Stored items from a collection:
·····

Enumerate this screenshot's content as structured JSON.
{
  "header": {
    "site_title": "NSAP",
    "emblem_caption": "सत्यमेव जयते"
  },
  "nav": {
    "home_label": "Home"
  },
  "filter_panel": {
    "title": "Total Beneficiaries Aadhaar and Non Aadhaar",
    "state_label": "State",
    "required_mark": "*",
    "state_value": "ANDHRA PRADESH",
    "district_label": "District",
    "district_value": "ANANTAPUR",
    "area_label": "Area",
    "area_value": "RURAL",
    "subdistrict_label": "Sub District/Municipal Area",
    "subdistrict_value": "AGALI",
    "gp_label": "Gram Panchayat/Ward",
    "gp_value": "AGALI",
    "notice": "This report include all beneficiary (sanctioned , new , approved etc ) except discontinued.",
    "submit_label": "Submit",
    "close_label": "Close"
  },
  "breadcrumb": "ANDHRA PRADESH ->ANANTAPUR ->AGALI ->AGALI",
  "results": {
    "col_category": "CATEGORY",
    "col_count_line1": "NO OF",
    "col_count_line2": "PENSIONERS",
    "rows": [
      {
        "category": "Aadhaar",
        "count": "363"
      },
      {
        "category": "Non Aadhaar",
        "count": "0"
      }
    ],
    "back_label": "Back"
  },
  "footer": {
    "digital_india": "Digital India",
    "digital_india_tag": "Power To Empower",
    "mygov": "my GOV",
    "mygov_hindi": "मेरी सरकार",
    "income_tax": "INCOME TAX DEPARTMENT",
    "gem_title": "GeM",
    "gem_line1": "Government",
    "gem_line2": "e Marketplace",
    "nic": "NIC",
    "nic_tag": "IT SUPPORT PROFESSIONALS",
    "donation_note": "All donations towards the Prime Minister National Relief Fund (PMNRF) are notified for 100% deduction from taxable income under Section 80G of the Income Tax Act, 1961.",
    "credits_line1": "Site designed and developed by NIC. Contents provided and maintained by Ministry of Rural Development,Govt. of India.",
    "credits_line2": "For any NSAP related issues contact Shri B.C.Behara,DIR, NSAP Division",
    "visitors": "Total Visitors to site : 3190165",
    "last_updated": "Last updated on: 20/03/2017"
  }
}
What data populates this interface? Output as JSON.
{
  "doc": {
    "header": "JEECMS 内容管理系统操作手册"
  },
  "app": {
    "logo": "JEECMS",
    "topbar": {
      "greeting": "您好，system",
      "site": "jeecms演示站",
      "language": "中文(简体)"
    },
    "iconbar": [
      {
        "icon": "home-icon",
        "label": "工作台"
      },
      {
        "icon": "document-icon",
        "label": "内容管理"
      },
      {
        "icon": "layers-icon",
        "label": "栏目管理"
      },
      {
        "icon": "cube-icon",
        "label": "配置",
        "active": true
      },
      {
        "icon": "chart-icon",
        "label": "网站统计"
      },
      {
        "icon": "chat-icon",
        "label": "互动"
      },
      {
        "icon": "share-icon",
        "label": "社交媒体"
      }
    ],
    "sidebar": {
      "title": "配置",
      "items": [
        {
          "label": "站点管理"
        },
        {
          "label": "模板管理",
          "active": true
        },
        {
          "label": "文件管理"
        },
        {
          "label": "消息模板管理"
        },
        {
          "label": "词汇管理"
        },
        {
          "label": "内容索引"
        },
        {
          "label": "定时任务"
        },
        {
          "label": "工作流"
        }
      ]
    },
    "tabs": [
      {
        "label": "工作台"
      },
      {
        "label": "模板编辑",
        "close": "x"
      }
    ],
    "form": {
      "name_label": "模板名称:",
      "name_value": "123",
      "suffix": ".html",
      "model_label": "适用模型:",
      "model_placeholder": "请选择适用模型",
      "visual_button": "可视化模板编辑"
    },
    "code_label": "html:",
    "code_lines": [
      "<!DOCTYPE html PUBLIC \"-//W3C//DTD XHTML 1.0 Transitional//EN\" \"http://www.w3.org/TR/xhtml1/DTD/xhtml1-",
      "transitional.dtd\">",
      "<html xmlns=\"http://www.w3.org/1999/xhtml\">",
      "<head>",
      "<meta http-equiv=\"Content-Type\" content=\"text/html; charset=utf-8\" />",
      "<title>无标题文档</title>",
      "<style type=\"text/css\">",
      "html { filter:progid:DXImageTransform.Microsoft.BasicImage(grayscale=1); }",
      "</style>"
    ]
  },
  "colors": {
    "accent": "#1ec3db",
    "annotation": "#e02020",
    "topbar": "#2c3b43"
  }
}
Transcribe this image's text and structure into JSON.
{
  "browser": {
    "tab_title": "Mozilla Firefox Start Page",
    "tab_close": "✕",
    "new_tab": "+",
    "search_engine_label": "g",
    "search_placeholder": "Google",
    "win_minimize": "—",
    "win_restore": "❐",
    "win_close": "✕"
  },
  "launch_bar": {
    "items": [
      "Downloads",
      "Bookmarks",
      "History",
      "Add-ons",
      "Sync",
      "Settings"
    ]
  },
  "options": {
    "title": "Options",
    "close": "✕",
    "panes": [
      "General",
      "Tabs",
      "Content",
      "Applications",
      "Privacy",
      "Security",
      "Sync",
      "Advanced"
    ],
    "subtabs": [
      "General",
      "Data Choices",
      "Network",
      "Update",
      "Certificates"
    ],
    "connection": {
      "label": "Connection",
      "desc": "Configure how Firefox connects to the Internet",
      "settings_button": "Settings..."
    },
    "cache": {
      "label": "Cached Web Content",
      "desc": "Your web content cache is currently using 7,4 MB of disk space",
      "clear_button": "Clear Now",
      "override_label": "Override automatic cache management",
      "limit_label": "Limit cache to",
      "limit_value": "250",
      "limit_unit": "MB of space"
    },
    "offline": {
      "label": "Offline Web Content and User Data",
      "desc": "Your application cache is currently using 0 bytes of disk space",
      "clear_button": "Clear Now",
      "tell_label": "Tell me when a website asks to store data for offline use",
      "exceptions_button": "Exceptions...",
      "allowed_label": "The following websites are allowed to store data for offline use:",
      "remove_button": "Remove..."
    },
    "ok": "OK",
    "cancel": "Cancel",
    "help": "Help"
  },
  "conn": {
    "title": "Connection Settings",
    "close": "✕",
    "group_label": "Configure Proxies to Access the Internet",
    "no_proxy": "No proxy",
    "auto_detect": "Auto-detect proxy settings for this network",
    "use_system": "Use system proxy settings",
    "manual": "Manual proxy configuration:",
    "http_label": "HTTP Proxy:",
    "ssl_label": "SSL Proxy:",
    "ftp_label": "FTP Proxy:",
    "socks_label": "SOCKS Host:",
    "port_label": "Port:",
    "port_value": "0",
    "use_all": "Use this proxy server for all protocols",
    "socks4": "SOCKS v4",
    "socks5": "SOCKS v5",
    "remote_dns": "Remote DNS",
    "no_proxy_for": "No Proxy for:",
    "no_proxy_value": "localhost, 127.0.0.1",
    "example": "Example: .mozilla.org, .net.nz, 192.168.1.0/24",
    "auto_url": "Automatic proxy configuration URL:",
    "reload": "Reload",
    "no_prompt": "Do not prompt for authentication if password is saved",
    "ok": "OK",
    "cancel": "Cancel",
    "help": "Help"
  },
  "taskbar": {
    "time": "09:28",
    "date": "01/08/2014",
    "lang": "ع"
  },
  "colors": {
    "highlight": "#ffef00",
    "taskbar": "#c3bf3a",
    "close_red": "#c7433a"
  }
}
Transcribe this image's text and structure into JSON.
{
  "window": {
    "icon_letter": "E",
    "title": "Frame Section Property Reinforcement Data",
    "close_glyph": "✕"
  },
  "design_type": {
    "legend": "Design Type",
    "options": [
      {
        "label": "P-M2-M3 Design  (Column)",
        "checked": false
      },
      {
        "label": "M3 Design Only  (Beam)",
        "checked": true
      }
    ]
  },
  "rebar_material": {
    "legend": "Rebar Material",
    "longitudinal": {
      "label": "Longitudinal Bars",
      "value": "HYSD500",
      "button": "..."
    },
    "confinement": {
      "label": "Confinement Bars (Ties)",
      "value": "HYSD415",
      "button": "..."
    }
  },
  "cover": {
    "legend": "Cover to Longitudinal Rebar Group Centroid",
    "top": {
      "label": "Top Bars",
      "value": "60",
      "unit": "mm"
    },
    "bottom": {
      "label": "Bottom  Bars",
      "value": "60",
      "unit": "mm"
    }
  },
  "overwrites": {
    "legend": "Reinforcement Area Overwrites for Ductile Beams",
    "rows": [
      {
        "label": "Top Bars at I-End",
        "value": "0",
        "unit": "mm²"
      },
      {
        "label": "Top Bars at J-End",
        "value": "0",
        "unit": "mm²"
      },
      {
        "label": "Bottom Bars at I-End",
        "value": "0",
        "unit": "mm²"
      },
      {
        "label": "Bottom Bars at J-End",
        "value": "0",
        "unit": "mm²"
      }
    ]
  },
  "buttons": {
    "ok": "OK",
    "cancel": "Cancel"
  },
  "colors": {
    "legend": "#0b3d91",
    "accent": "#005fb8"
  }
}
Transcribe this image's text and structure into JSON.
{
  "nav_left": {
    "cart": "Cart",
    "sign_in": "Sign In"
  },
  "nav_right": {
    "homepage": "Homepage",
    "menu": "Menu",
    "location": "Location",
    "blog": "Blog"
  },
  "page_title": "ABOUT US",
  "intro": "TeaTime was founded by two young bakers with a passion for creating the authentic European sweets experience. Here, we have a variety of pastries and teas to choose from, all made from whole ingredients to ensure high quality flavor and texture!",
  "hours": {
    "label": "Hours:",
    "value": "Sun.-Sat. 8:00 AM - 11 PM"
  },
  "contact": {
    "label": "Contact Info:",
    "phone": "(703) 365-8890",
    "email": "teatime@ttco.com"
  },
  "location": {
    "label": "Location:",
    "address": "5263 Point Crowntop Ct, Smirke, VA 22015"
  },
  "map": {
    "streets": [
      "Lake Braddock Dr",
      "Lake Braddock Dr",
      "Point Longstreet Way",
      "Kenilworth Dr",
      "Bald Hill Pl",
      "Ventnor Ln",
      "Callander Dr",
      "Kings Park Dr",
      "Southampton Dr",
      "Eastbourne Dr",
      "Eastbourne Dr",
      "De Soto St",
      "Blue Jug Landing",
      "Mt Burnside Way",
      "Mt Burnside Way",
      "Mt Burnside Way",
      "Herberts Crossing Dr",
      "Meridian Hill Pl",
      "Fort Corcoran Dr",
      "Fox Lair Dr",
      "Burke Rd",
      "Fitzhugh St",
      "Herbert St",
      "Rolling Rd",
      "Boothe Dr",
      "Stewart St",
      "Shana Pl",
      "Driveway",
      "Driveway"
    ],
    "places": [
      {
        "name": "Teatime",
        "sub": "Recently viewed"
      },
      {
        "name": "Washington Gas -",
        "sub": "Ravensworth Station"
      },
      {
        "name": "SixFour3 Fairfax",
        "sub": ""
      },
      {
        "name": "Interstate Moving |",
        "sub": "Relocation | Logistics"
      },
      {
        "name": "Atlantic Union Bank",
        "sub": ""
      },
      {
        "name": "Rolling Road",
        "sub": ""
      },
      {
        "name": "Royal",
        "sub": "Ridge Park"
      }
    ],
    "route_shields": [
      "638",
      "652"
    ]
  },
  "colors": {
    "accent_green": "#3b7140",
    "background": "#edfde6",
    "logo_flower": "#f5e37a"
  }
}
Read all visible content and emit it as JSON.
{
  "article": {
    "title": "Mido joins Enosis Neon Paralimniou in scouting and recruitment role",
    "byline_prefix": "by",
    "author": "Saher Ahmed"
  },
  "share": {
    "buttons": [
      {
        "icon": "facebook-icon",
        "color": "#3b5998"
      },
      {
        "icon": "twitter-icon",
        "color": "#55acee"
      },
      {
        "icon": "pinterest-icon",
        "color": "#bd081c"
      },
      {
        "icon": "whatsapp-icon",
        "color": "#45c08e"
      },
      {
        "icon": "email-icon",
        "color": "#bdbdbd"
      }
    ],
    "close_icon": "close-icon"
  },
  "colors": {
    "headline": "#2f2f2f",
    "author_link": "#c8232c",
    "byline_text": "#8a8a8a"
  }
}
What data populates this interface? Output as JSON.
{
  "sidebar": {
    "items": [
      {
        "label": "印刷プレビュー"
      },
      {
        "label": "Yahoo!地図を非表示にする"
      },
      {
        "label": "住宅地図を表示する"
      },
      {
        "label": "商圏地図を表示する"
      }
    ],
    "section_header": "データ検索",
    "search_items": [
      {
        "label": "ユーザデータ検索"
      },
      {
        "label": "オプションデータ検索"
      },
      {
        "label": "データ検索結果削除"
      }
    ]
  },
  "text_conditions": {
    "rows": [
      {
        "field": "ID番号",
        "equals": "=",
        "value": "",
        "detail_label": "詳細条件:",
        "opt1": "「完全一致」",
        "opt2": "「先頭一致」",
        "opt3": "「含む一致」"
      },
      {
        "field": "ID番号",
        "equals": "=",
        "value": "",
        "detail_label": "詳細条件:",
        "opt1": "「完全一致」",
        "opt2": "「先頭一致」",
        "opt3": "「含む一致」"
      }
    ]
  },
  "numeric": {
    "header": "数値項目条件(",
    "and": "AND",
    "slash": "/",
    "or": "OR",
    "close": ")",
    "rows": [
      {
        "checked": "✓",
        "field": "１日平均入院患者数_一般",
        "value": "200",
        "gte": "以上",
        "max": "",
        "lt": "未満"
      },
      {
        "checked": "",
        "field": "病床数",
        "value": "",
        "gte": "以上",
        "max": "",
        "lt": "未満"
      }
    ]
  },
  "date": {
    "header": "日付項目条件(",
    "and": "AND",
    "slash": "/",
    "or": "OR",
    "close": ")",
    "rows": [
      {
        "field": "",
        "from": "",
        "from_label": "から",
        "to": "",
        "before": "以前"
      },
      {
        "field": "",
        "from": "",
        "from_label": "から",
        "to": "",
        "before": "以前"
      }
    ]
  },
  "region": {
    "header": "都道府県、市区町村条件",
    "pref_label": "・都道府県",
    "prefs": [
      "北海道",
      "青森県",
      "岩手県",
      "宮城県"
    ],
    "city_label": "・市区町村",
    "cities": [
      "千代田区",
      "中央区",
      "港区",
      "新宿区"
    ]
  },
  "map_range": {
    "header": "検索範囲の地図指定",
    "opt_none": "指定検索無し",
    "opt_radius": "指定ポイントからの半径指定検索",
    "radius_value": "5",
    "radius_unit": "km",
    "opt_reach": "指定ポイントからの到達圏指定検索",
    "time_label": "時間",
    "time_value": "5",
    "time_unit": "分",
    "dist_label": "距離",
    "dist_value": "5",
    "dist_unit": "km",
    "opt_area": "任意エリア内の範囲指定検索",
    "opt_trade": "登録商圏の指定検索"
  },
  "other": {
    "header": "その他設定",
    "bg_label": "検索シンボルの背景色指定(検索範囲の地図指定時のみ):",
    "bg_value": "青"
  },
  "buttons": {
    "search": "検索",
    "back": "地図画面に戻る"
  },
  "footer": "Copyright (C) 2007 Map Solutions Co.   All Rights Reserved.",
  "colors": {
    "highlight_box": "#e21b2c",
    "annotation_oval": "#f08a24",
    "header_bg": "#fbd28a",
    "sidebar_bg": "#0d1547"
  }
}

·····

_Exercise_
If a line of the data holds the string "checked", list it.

_Written response_
        "checked": false
        "checked": true
        "checked": "✓",
        "checked": "",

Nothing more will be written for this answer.